ENTRIES SUPPLIED —
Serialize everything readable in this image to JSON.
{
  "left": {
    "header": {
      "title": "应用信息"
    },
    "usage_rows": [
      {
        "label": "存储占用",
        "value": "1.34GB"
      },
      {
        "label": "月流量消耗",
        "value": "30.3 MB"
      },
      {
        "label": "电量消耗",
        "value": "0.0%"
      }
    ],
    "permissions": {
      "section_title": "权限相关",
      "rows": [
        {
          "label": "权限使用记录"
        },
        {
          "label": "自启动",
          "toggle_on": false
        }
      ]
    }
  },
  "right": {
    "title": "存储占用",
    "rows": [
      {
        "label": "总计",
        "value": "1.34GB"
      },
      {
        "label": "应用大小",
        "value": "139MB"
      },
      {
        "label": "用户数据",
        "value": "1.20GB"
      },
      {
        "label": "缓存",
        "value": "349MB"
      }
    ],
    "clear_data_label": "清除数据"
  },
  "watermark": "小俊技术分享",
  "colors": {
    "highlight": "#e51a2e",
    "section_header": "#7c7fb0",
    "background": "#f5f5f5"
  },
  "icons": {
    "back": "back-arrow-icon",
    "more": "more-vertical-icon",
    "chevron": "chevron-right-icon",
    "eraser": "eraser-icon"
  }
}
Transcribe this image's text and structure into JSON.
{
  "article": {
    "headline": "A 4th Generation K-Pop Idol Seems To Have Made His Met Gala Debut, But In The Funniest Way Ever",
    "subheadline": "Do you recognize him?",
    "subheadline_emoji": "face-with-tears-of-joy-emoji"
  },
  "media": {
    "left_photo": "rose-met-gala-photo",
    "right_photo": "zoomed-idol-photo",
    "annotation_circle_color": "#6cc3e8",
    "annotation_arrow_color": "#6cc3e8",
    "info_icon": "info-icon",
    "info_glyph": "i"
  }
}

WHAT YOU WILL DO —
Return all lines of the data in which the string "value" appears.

FINISHED TASK —
        "value": "1.34GB"
        "value": "30.3 MB"
        "value": "0.0%"
        "value": "1.34GB"
        "value": "139MB"
        "value": "1.20GB"
        "value": "349MB"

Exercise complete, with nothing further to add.